» DATASET EXCERPTS
- Opening Delimiter -

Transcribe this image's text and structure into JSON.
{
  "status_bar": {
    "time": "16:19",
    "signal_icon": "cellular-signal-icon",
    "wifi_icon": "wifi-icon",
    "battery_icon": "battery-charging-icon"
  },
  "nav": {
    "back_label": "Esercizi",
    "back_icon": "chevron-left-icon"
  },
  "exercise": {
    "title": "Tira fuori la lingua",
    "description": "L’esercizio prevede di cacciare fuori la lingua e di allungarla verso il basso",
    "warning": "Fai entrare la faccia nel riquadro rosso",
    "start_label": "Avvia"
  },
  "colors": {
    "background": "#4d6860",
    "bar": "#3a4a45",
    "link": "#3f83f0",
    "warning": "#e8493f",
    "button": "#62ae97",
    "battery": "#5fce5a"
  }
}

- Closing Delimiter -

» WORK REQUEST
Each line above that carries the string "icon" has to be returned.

» SOLUTION TO THIS EXERCISE
    "signal_icon": "cellular-signal-icon",
    "wifi_icon": "wifi-icon",
    "battery_icon": "battery-charging-icon"
    "back_icon": "chevron-left-icon"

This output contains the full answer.